- $720 million, an increase of $24 million, for the Library of Congress, including the Copyright Office, Congressional Research Service, and National Library Service for the Blind and Physically Handicapped. This funding level will allow continued progress on urgent information technology needs and on modernization of systems for copyright registration and recordation and support ongoing Library initiatives such as the Veterans’ History Project.
- The bill includes $5 million for a second installment of funding for the Library’s Enhancing the Visitor Experience initiative, subject to the Appropriations Committees’ review of the specific plans, cost estimates, and schedules for the initiative which the Library is expected to provide this summer. It also includes not less than $5.5 million for modernizing the website that handles distribution of audio and braille reading materials at the National Library Service for the Blind and for purchase of braille e-readers.
- $615 million for the Architect of the Capitol, $26 million less than in fiscal year 2019. (These totals do not include appropriations for Senate Office Buildings, which as is customary are left to the sole consideration of the Senate.) Among other things, the reduction reflects support for fewer new renovation projects than in fiscal year 2019, due to overall budget constraints, but the bill nevertheless supports twelve such projects.

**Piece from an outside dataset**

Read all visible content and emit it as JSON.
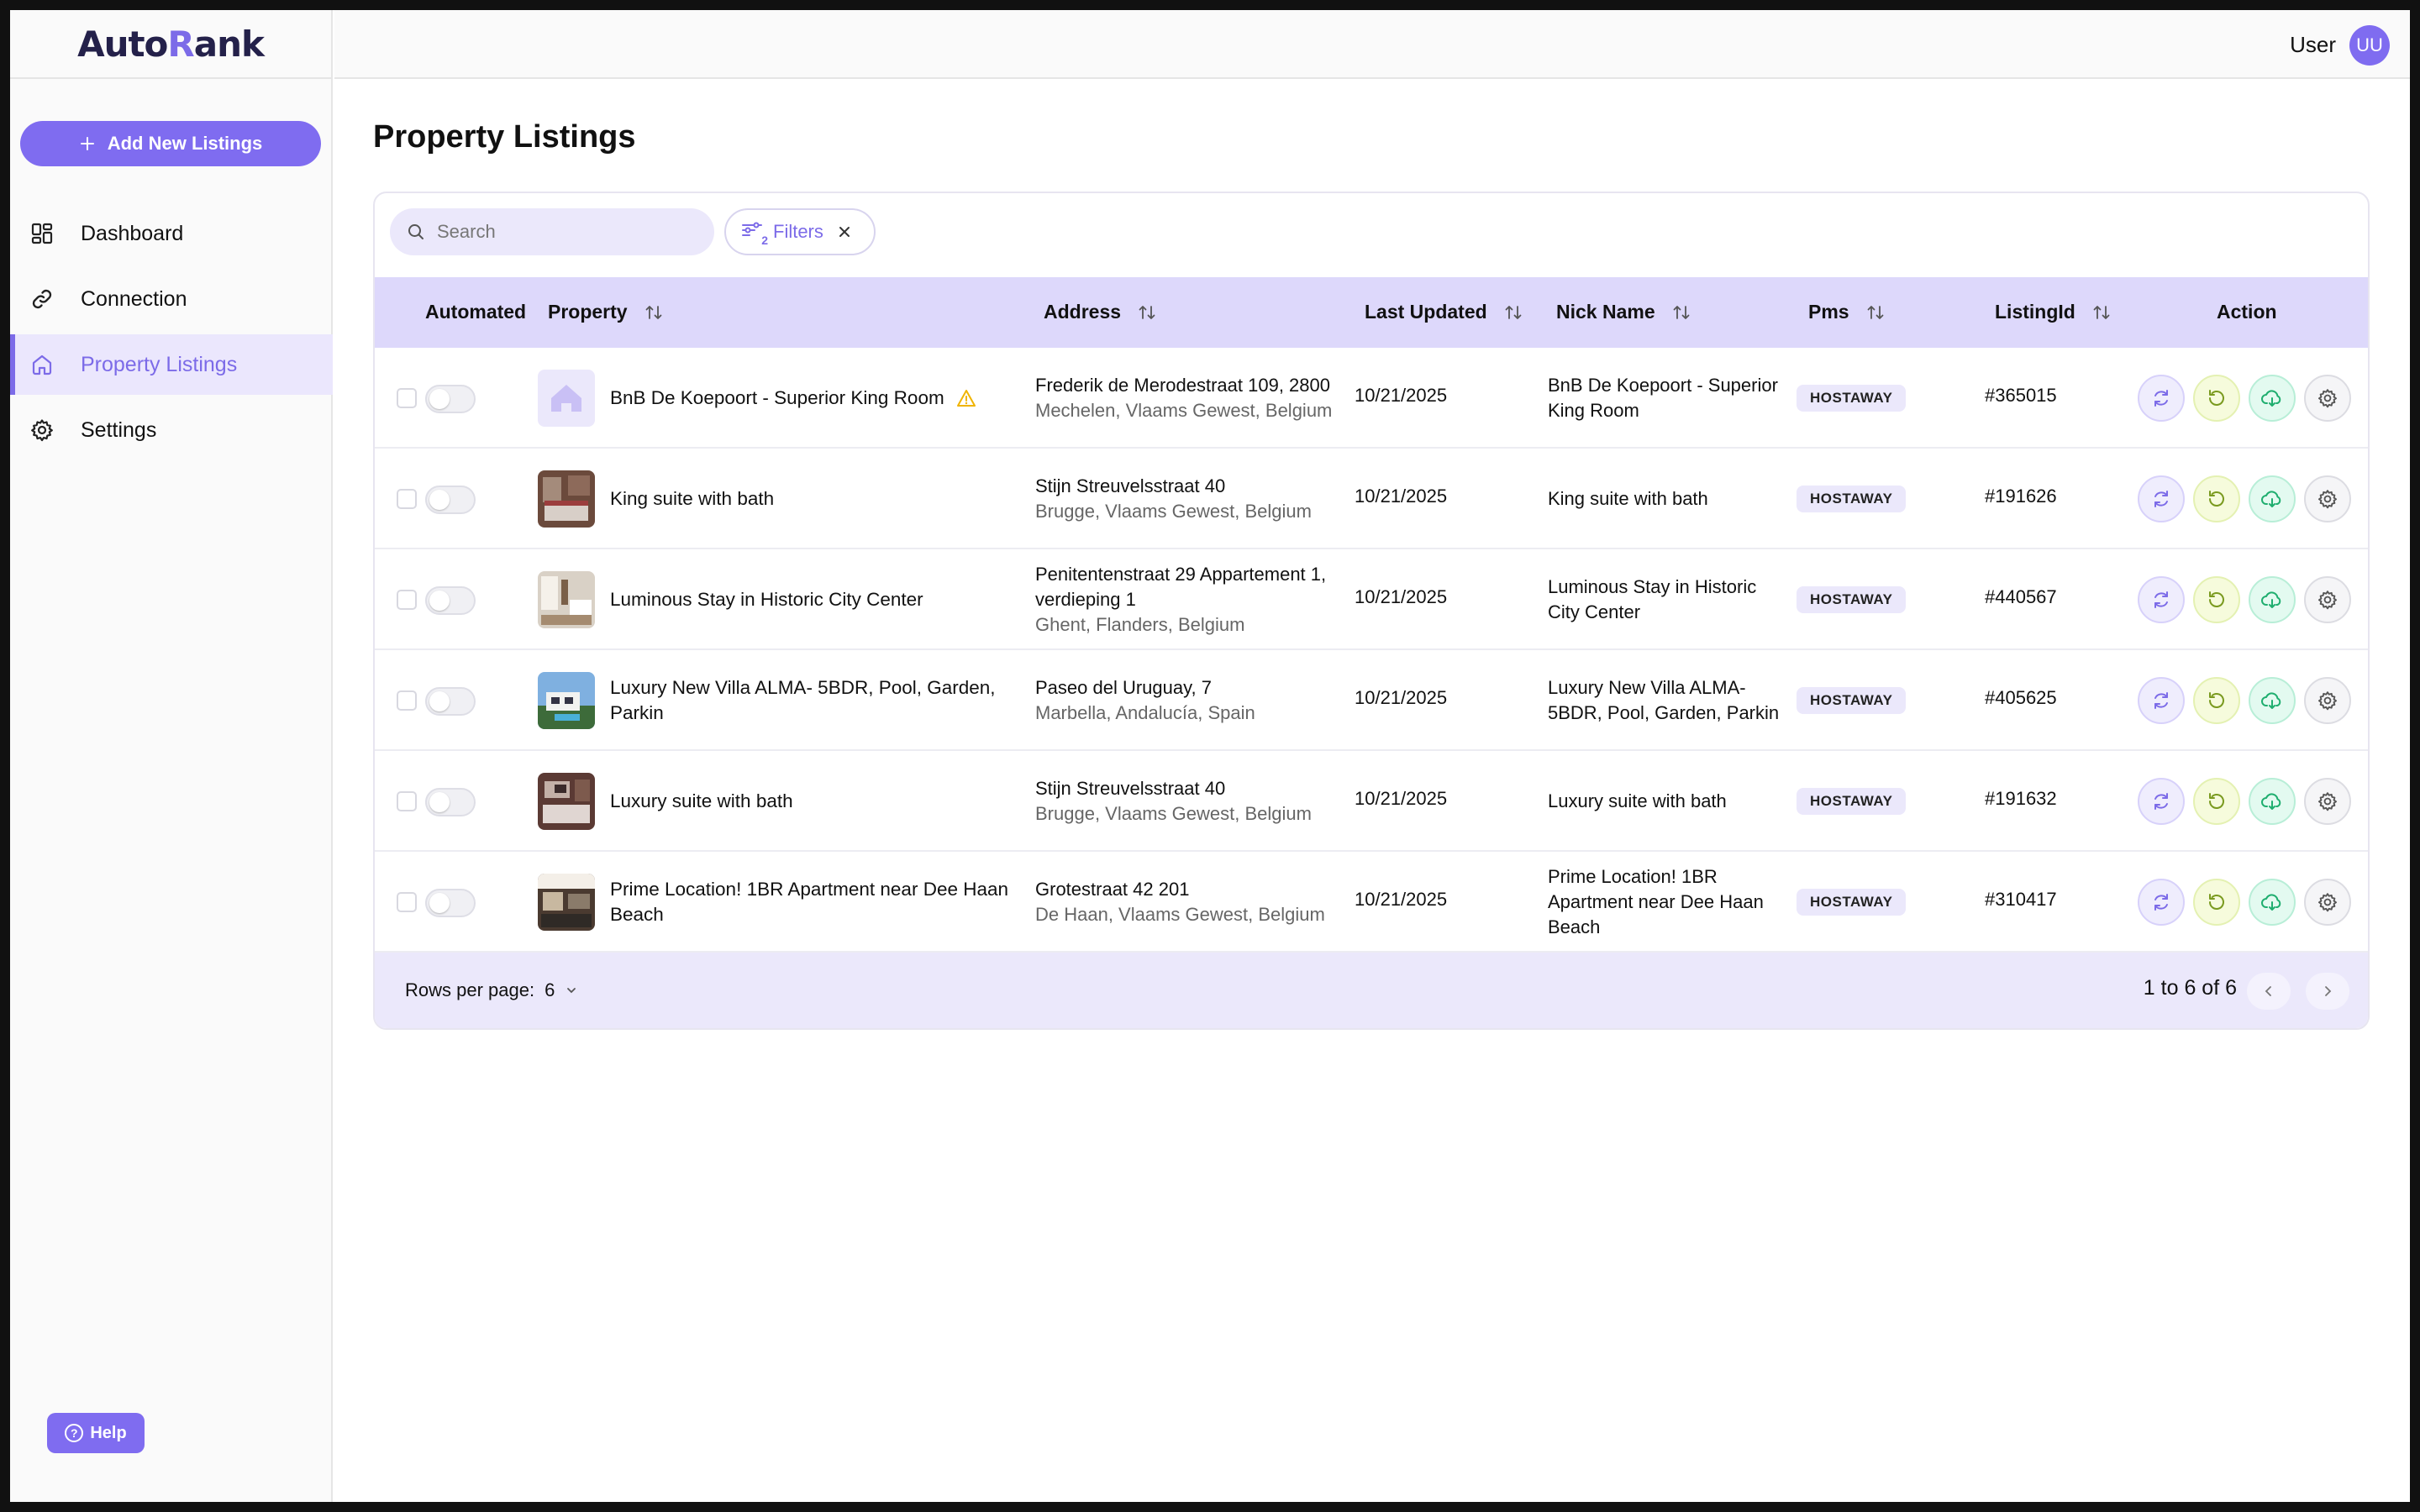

- $463 million for the Capitol Police, $7 million more than in FY 2019. This increase will help cover the cost of operations at the national party conventions next year as well as meeting current operational needs.
Employment of DACA Recipients – The bill includes language permitting the Legislative Branch agencies it funds to employ “Dreamers”—that is, residents of the United States brought to this country as children without proper immigration status—who hold employment authorization under the Deferred Action for Childhood Arrivals (“DACA”) program. Despite that employment authorization, use of appropriated funds to hire DACA enrollees is not currently permitted because of a government-wide provision previously carried in the Financial Services and General Government Appropriations Act. That provision, which this bill would override, prohibits use of funds to employ people who are not U.S. citizens and do not hold one of several listed types of immigration status—a list that doesn’t currently include DACA work authorization.